Task input =
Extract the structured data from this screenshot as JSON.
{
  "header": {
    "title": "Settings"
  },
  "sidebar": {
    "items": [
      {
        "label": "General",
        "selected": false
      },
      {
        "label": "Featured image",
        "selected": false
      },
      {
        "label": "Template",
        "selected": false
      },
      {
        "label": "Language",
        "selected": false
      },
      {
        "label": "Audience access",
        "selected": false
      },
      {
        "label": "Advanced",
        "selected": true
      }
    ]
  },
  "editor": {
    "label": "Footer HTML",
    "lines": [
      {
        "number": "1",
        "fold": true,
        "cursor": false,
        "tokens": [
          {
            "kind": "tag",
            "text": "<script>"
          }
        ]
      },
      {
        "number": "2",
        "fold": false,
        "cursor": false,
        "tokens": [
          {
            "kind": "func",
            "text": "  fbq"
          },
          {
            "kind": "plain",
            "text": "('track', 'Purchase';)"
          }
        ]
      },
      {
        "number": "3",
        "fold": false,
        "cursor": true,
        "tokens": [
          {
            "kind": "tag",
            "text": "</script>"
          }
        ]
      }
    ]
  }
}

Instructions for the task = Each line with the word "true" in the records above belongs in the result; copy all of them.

Task response =
        "selected": true
        "fold": true,
        "cursor": true,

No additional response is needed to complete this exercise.